So Long Sections?
Over the past few years, there has been no shortage of real and virtual ink devoted to what the future of newspapers might be (although I would prefer if there were less writing and more doing). I’m not interested in rehashing the teeth-gnashing and grave-dancing in so many of these pieces but instead I’m interested in the way the structure of newspapers will change when they move to a web-only environment. This is the first of a few posts to explore that.
So what might change? For starters, consider the newspaper section. If you look at a newspaper from 100 years ago, it’s shocking to see how much content from various beats is jumbled onto pages next to each other. This might be tolerable for a newspaper of only 18 pages, but as newspapers grew in size and scope — In 2000, the New York Times published its largest weekday newspaper ever of 174 pages — it became necessary to organize stories into sections. Sections make sense for a printed product. They enable a physical organization that allows readers to pick the content they like without an index by pulling out what they like and ignoring the rest. This becomes a selling point in itself for the hypersectionalized Sunday newspaer as highlighted in this New York Times ad for the Weekender (and ably parodied by the 92nd Street Y Tribeca here). Sections are also reflected in the organizational structure of a modern newsroom, where each desk is an autonomous crew of reporters, editors, designers, etc. all working to create their part of the newspaper.
On the Web however, sections don’t really make sense. We don’t need the physical grouping and arrangement of stories, because we don’t have anything physical to group. We can find the content we want by searching for it, rather than pulling out a section of pages. And yet, if you visit any newspaper website, you’ll see the print sections staring right at you with their stories bullet-pointed below. And even if you go to online news ventures, the sections are still there. For instance, here is the organization of the Huffington Post: Home, Politics, Media, Business, Entertainment, Living, Style, Green, World, and Chicago. You can imagine how a print version of the Huffington Post would be organized by that alone. Google News has similar groupings. The Daily Beast is a little cheekier (Cheat Sheets, Big Fat Stories), but once you click into one of those you see the same sections (arts, science, etc.). This is not to say that classifying content by its sectional subject is useless, but it’s funny how a physical scheme continues to predominate online where the need for such an approach is no longer necessary. And how such an approach is stifling serious investigations into other ways of organizing the news.
In many ways, this is akin to your computer’s user interface. Unless you’re one of those people who does everything in Emacs, you probably interact with your computer via documents, folders, and other concepts designed to make the computer easier to learn by a novice. This Desktop Metaphor is why we interact with our 2009 computers by pushing around little icons of things that a 1950s secretary would recognize. What’s wrong this approach? Well, what isn’t weird about pretending all sorts of data are little documents we can shuffle around virtual file cabinets? And as we add more interlinked and indexed content to our lives, the folder metaphor gets more stretched (what would the physical analog of an alias be? A search folder?). So, why does the desktop metaphor stick around? Possibly because most alternatives often resort to a eyecandy gimmickry more at-home in a science fiction movie and the perceived learning curve is too great to switch. But mostly because we’ve all been trained to think in folders and documents (just like Google’s greatest triumph has been to make us search in Google’s style). The Desktop Metaphor lives on because through being around so long it’s now become natural to computer users.

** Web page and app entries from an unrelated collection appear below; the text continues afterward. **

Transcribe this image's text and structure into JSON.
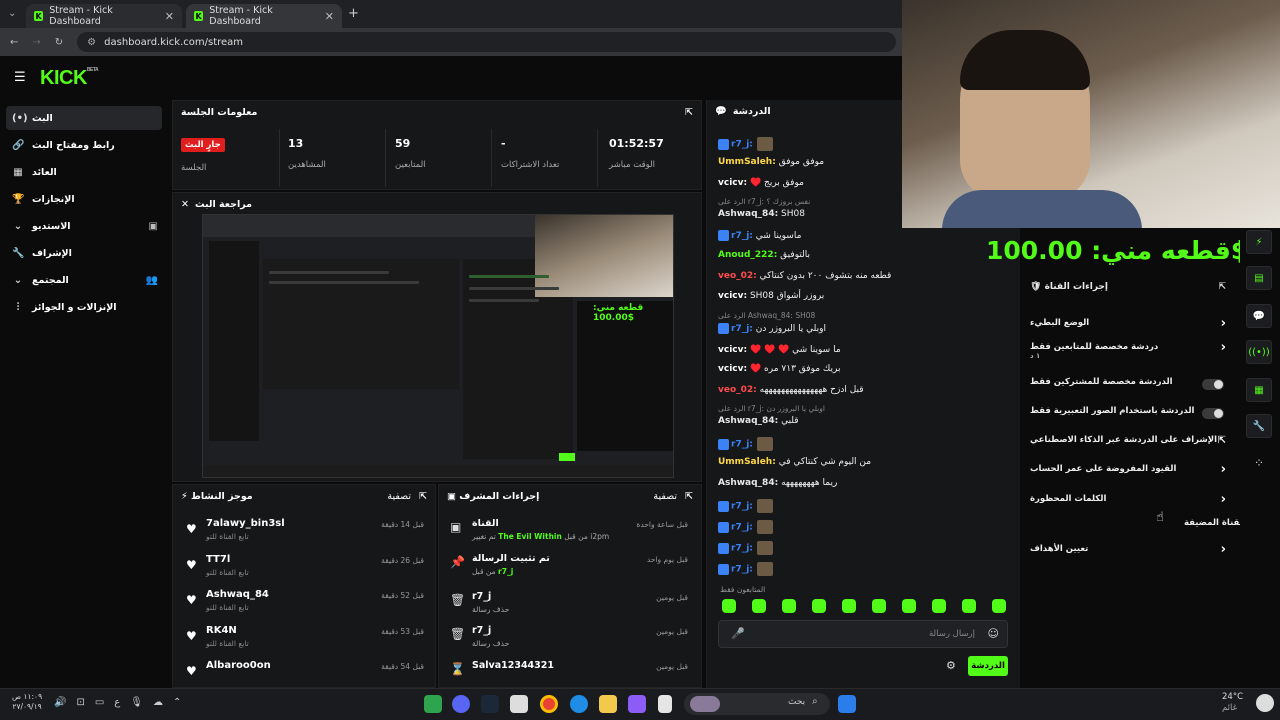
{
  "browser": {
    "tabs": [
      {
        "title": "Stream - Kick Dashboard"
      },
      {
        "title": "Stream - Kick Dashboard"
      }
    ],
    "url": "dashboard.kick.com/stream"
  },
  "kick": {
    "logo": "KICK",
    "logo_sup": "BETA"
  },
  "sidebar": {
    "items": [
      {
        "label": "البث",
        "icon": "broadcast-icon"
      },
      {
        "label": "رابط ومفتاح البث",
        "icon": "link-icon"
      },
      {
        "label": "العائد",
        "icon": "dollar-icon"
      },
      {
        "label": "الإنجازات",
        "icon": "trophy-icon"
      },
      {
        "label": "الاستديو",
        "icon": "chevron-down-icon"
      },
      {
        "label": "الإشراف",
        "icon": "wrench-icon"
      },
      {
        "label": "المجتمع",
        "icon": "chevron-down-icon"
      },
      {
        "label": "الإنزالات و الجوائز",
        "icon": "gift-icon"
      }
    ]
  },
  "session": {
    "title": "معلومات الجلسة",
    "live_badge": "جارٍ البث",
    "session_label": "الجلسة",
    "viewers": "13",
    "viewers_label": "المشاهدين",
    "followers": "59",
    "followers_label": "المتابعين",
    "subs": "-",
    "subs_label": "تعداد الاشتراكات",
    "uptime": "01:52:57",
    "uptime_label": "الوقت مباشر"
  },
  "preview": {
    "title": "مراجعة البث",
    "overlay_text": "قطعه مني: 100.00$"
  },
  "activity": {
    "title": "موجز النشاط",
    "filter": "تصفية",
    "items": [
      {
        "name": "7alawy_bin3sl",
        "sub": "تابع القناة للتو",
        "time": "قبل 14 دقيقة"
      },
      {
        "name": "TT7l",
        "sub": "تابع القناة للتو",
        "time": "قبل 26 دقيقة"
      },
      {
        "name": "Ashwaq_84",
        "sub": "تابع القناة للتو",
        "time": "قبل 52 دقيقة"
      },
      {
        "name": "RK4N",
        "sub": "تابع القناة للتو",
        "time": "قبل 53 دقيقة"
      },
      {
        "name": "Albaroo0on",
        "sub": "تابع القناة للتو",
        "time": "قبل 54 دقيقة"
      }
    ]
  },
  "modactions": {
    "title": "إجراءات المشرف",
    "filter": "تصفية",
    "items": [
      {
        "name": "القناة",
        "sub_pre": "تم تغيير ",
        "sub_hl": "The Evil Within",
        "sub_post": " من قبل i2pm",
        "time": "قبل ساعة واحدة",
        "icon": "channel-icon"
      },
      {
        "name": "تم تثبيت الرسالة",
        "sub_pre": "من قبل ",
        "sub_hl": "r7_j",
        "sub_post": "",
        "time": "قبل يوم واحد",
        "icon": "pin-icon"
      },
      {
        "name": "r7_j",
        "sub_pre": "حذف رسالة",
        "sub_hl": "",
        "sub_post": "",
        "time": "قبل يومين",
        "icon": "trash-icon"
      },
      {
        "name": "r7_j",
        "sub_pre": "حذف رسالة",
        "sub_hl": "",
        "sub_post": "",
        "time": "قبل يومين",
        "icon": "trash-icon"
      },
      {
        "name": "Salva12344321",
        "sub_pre": "",
        "sub_hl": "",
        "sub_post": "",
        "time": "قبل يومين",
        "icon": "hourglass-icon"
      }
    ]
  },
  "chat": {
    "title": "الدردشة",
    "lines": [
      {
        "user": "r7_j:",
        "text": "",
        "color": "#3b82f6",
        "badge": true,
        "avatar": true
      },
      {
        "user": "UmmSaleh:",
        "text": " موفق موفق",
        "color": "#ffd84a"
      },
      {
        "user": "vcicv:",
        "text": " ♥️ موفق بريج",
        "color": "#ffffff"
      },
      {
        "user": "",
        "text": "الرد على r7_j: نفس بروزك ؟",
        "color": "#888",
        "reply": true
      },
      {
        "user": "Ashwaq_84:",
        "text": " SH08",
        "color": "#e8e8e8"
      },
      {
        "user": "r7_j:",
        "text": " ماسوينا شي",
        "color": "#3b82f6",
        "badge": true
      },
      {
        "user": "Anoud_222:",
        "text": " بالتوفيق",
        "color": "#53fc18"
      },
      {
        "user": "veo_02:",
        "text": " قطعه منه بتشوف ٢٠٠ بدون كنتاكي",
        "color": "#ff4d4d"
      },
      {
        "user": "vcicv:",
        "text": " SH08 بروزر أشواق",
        "color": "#ffffff"
      },
      {
        "user": "",
        "text": "الرد على Ashwaq_84: SH08",
        "color": "#888",
        "reply": true
      },
      {
        "user": "r7_j:",
        "text": " اوبلي يا البروزر دن",
        "color": "#3b82f6",
        "badge": true
      },
      {
        "user": "vcicv:",
        "text": " ♥️ ♥️ ♥️ ما سوينا شي",
        "color": "#ffffff"
      },
      {
        "user": "vcicv:",
        "text": " ♥️ بريك موفق ٧١٣ مره",
        "color": "#ffffff"
      },
      {
        "user": "veo_02:",
        "text": " قبل ادزح هههههههههههههههه",
        "color": "#ff4d4d"
      },
      {
        "user": "",
        "text": "الرد على r7_j: اوبلي يا البروزر دن",
        "color": "#888",
        "reply": true
      },
      {
        "user": "Ashwaq_84:",
        "text": " قلبي",
        "color": "#e8e8e8"
      },
      {
        "user": "r7_j:",
        "text": "",
        "color": "#3b82f6",
        "badge": true,
        "avatar": true
      },
      {
        "user": "UmmSaleh:",
        "text": " من اليوم شي كنتاكي في",
        "color": "#ffd84a"
      },
      {
        "user": "Ashwaq_84:",
        "text": " ريما ههههههههه",
        "color": "#e8e8e8"
      },
      {
        "user": "r7_j:",
        "text": "",
        "color": "#3b82f6",
        "badge": true,
        "avatar": true
      },
      {
        "user": "r7_j:",
        "text": "",
        "color": "#3b82f6",
        "badge": true,
        "avatar": true
      },
      {
        "user": "r7_j:",
        "text": "",
        "color": "#3b82f6",
        "badge": true,
        "avatar": true
      },
      {
        "user": "r7_j:",
        "text": "",
        "color": "#3b82f6",
        "badge": true,
        "avatar": true
      }
    ],
    "followers_only": "المتابعون فقط",
    "input_placeholder": "إرسال رسالة",
    "send_label": "الدردشة"
  },
  "overlay": {
    "donation": "قطعه مني: 100.00$"
  },
  "channel_actions": {
    "title": "إجراءات القناة",
    "items": [
      {
        "label": "الوضع البطيء",
        "type": "chevron"
      },
      {
        "label": "دردشة مخصصة للمتابعين فقط",
        "sub": "١ د",
        "type": "chevron"
      },
      {
        "label": "الدردشة مخصصة للمشتركين فقط",
        "type": "toggle"
      },
      {
        "label": "الدردشة باستخدام الصور التعبيرية فقط",
        "type": "toggle"
      },
      {
        "label": "الإشراف على الدردشة عبر الذكاء الاصطناعي",
        "type": "external"
      },
      {
        "label": "القيود المفروضة على عمر الحساب",
        "type": "chevron"
      },
      {
        "label": "الكلمات المحظورة",
        "type": "chevron"
      },
      {
        "label": "تعيين الأهداف",
        "type": "chevron"
      }
    ],
    "featured": "القناة المضيفة"
  },
  "taskbar": {
    "time": "١١:٠٩ ص",
    "date": "٢٧/٠٩/١٩",
    "lang": "ع",
    "search": "بحث",
    "weather_temp": "24°C",
    "weather_desc": "غائم"
  },
  "colors": {
    "accent": "#53fc18",
    "live": "#e01e1e"
  }
}
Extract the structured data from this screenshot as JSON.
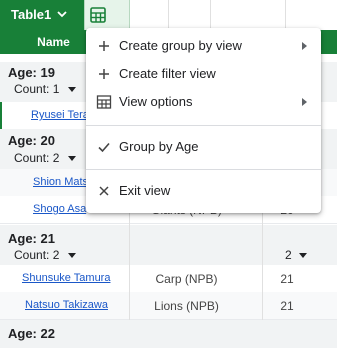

So, in that sense, my headline is misleading. Sections will probably persist online, but not without their own drawbacks. Take the issue of context. Articles in the physical newspaper gain an implicit context by their location in the newspaper (is it on the frontpage? is it in the metro section?) that is easily lost online, where that context is not so clear, especially when read in aggregators or search results. In this sense, Google is to newspaper sections what the iTunes store has been to the album. For instance, why the New York Times has published so many articles about Twitter in April? In the printed product where things run in the Dining, World, Technology, etc. it’s clear that each story has been produced by different sections working independently (the bottom-up view). On the website where every twitter story falls under Technology, it seems like an overtly directed plan to incessantly promote twitter (the top-down view).
More importantly, I feel like the sectional viewpoint creates artificial silos that compartmentalize the news. Take the really big news stories of our time — the economic meltdown, swine flu, the wars in Iraq and Afghanistan, etc. — and it’s very easy to see how parts of these stories touch multiple sections. But the sectional organization obscures the holistic impact of these events by inviting readers to discard parts of the story because they only like reading about national news and not business, etc. Not to mention the difficulties presented to a reader who wants to get up-to-speed quickly on a topic. Picture instead of sections, a topic-driven organization that would provide background and content tied to the big picture rather than the location where the print article would run. Would a newspaper without sections still be a newspaper? Perhaps not, but it’s time we killed sections, so the newspaper might live.